"The appellate court does not have to affirm a decision on a rule 56 motion for the same reasons that persuaded the court below to grant the motion. On the contrary, it can find another ground for concluding that the movant is entitled to judgment as a matter of law...."
10 C. Wright, A. Miller, and M. Kane, Federal Practice and Procedure Sec. 2716 (1983). See also Delhomme Indus., Inc. v. Houston Beechcraft, Inc., 735 F.2d 177, 185 (5th Cir. 1984); Stegmaier v. Trammell, 597 F.2d 1027, 1038 (5th Cir. 1979); and Davis v. Liberty Mut. Ins. Co., 525 F.2d 1204, 1205 (5th Cir. 1976).
Summary judgment in favor of Twin City was proper in this case. There are no substantial factual issues and the legal issues are properly resolved in favor of appellee.
In Mission, the contract provided:
As respects occurrences covered under this policy, but not covered under the underlying insurances as set out in the attached schedule or under any other collectible insurance, the Company shall

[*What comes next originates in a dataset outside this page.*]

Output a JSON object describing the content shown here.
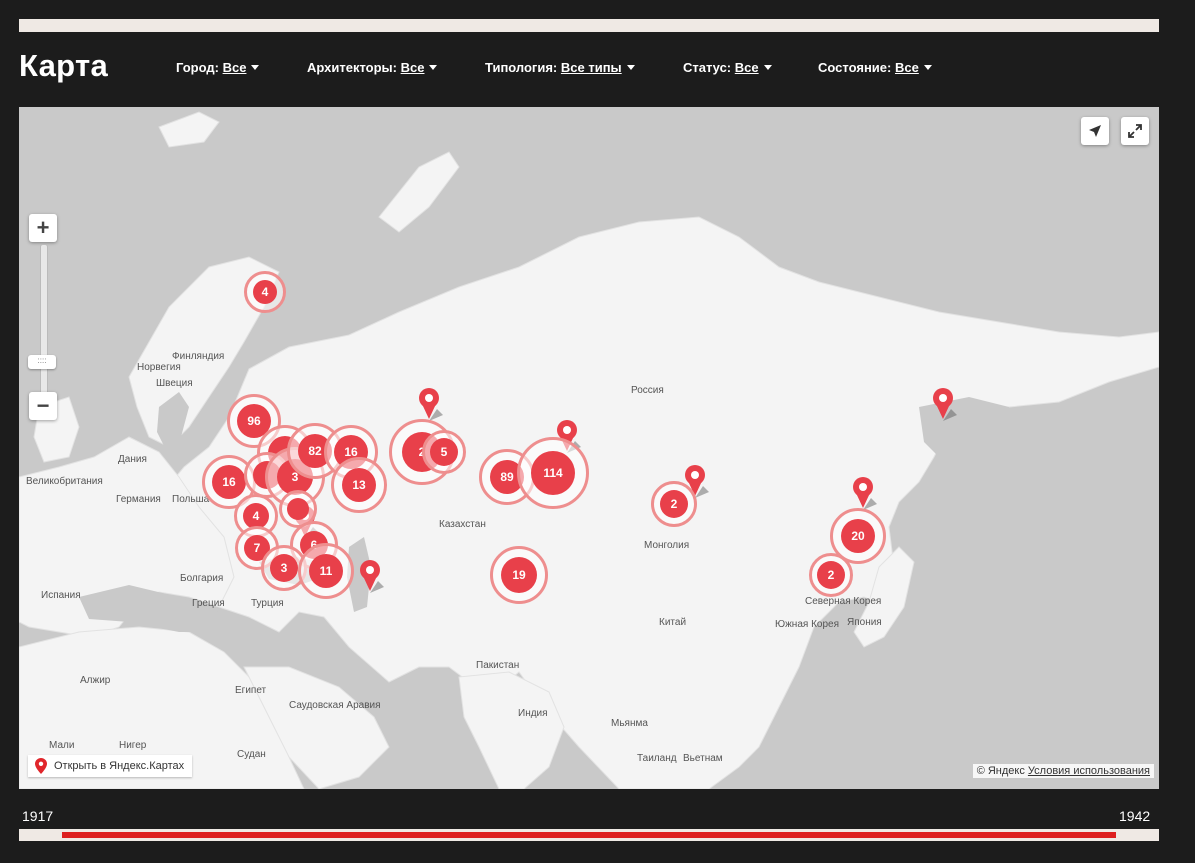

(a) defend in his name and behalf any suit against the Insured alleging liability insured under the provisions of this policy and seeking damages on account thereof....
Mission, 792 F.2d 550 at 551.

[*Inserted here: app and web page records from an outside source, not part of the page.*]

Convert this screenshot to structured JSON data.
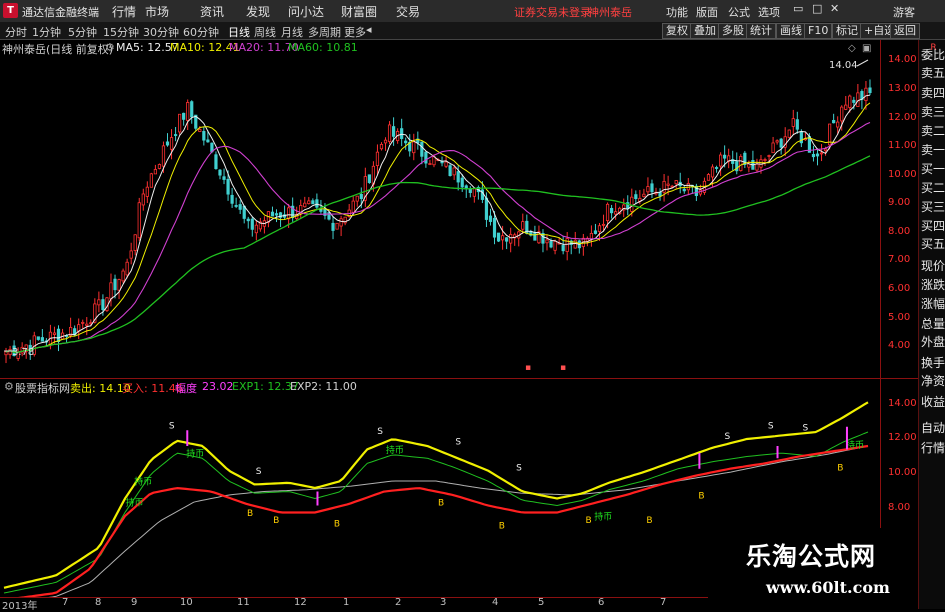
{
  "app": {
    "name": "通达信金融终端",
    "logo": "T"
  },
  "menu": [
    "行情",
    "市场",
    "资讯",
    "发现",
    "问小达",
    "财富圈",
    "交易"
  ],
  "warning": "证券交易未登录",
  "stock_link": "神州泰岳",
  "right_menu": [
    "功能",
    "版面",
    "公式",
    "选项"
  ],
  "vip": "游客",
  "periods": [
    "分时",
    "1分钟",
    "5分钟",
    "15分钟",
    "30分钟",
    "60分钟",
    "日线",
    "周线",
    "月线",
    "多周期",
    "更多"
  ],
  "active_period": "日线",
  "tools": [
    "复权",
    "叠加",
    "多股",
    "统计",
    "画线",
    "F10",
    "标记",
    "+自选",
    "返回"
  ],
  "main_legend": {
    "title": "神州泰岳(日线 前复权)",
    "ma5": "MA5: 12.57",
    "ma10": "MA10: 12.41",
    "ma20": "MA20: 11.70",
    "ma60": "MA60: 10.81",
    "colors": {
      "ma5": "#f0f0f0",
      "ma10": "#f0f000",
      "ma20": "#d040d0",
      "ma60": "#20c020"
    }
  },
  "main_axis": [
    "14.00",
    "13.00",
    "12.00",
    "11.00",
    "10.00",
    "9.00",
    "8.00",
    "7.00",
    "6.00",
    "5.00",
    "4.00"
  ],
  "price_high": "14.04",
  "price_low": "3.78",
  "sub_legend": {
    "title": "股票指标网",
    "sell": "卖出: 14.10",
    "buy": "买入: 11.46",
    "range_label": "幅度",
    "range": "23.02",
    "exp1": "EXP1: 12.37",
    "exp2": "EXP2: 11.00"
  },
  "sub_axis": [
    "14.00",
    "12.00",
    "10.00",
    "8.00"
  ],
  "dates": [
    "2013年",
    "7",
    "8",
    "9",
    "10",
    "11",
    "12",
    "1",
    "2",
    "3",
    "4",
    "5",
    "6",
    "7"
  ],
  "sidebar": [
    "委比",
    "卖五",
    "卖四",
    "卖三",
    "卖二",
    "卖一",
    "买一",
    "买二",
    "买三",
    "买四",
    "买五",
    "现价",
    "涨跌",
    "涨幅",
    "总量",
    "外盘",
    "换手",
    "净资",
    "收益",
    "自动",
    "行情"
  ],
  "sidebar_top": "R",
  "watermark": {
    "title": "乐淘公式网",
    "url": "www.60lt.com"
  },
  "signals": {
    "sell": "S",
    "buy": "B",
    "hold": "持币",
    "buy_text": "买",
    "sell_text": "卖"
  }
}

The Court held that "covered," as used in the policy meant only that some primary insurance applied, not that it applied and was collectible. Mission, 792 F.2d 550 at 553.
The portion of the contract cited by the Court in Continental did not include the provision covering the duty to defend. The portion cited, which covered the insurer's obligation to pay, turned on construction of the word "inapplicable." In construing "inapplicable," the Court held that the primary insurance was not "inapplicable," even though the primary carrier was insolvent and therefore unable to pay. As a result, the excess carrier was not liable. While this does not bear directly on the duty to defend, it is illustrative of the effect of insolvency on the primary carrier. Here, even though the proceeds of the primary policy were uncollectible, the primary insurance was not "inapplicable." Continental, 785 F.2d 1258

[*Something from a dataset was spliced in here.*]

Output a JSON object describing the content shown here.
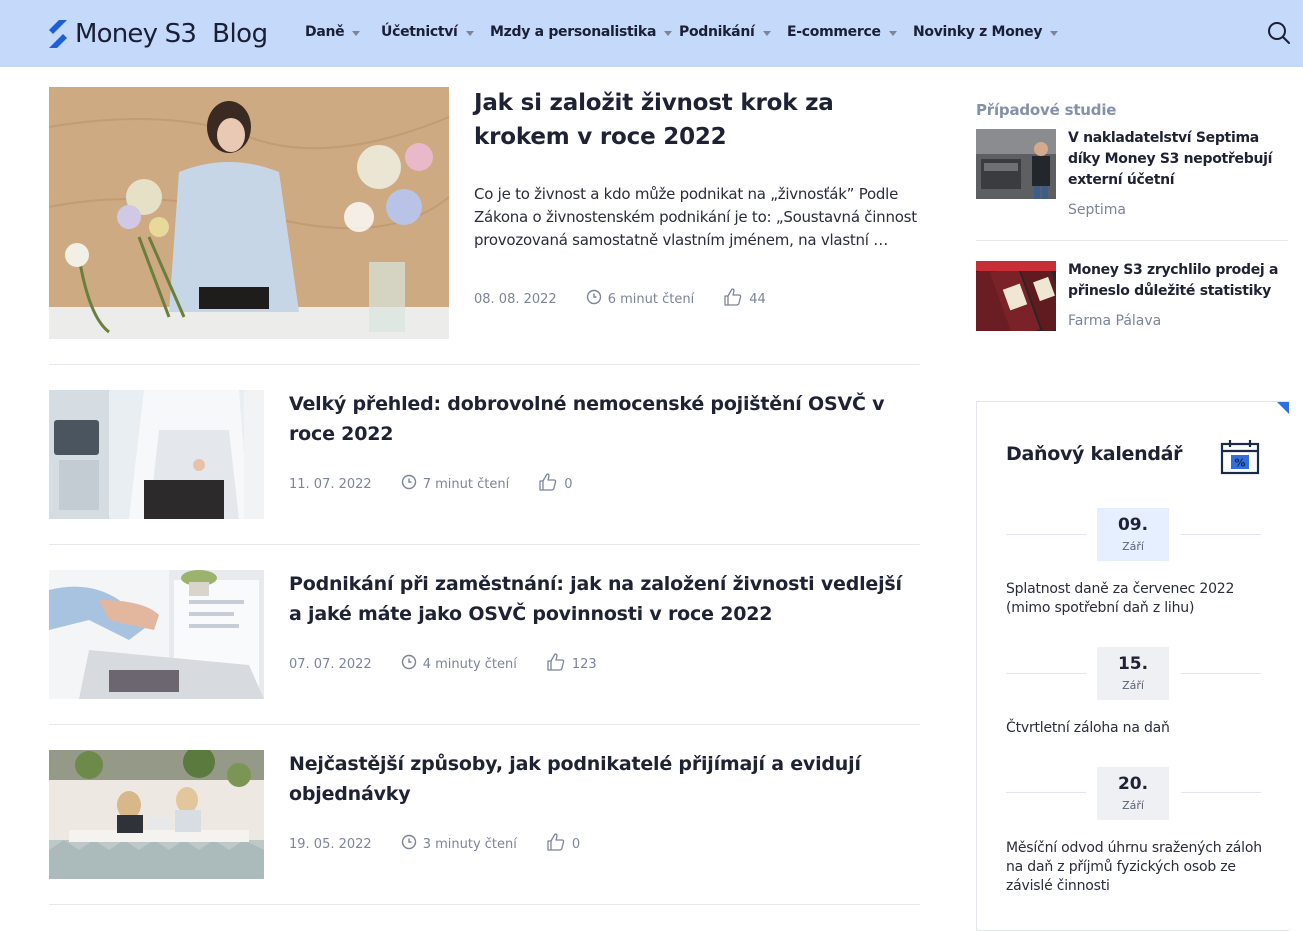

See Continental, 785 F.2d 1258 at 1259 (quoting Whitehead v. Fleet Towing Co., 110 Ill.App.3d 759, 66 Ill.Dec. 449, 453, 442 N.E.2d 1362, 1366 (1982))
"Excess or secondary coverage is coverage whereby, under the terms of the policy, liability attaches only after a predetermined amount of primary coverage has been exhausted. A second insurer thus greatly reduces his risk of loss. This reduced risk is reflected in the cost of the policy."
7C J. Appleman, Insurance Law & Practice, Sec. 4682 at 28 (1979)
In their brief, appellants refer also to the duty of good faith and fair dealing. The only Twin City action claimed as a breach of this duty, however, is Twin City's refusal to defend. Thus, our holding that Twin City was under no duty to defend precludes a cause of action for breach of the duty of good faith and fair dealing as well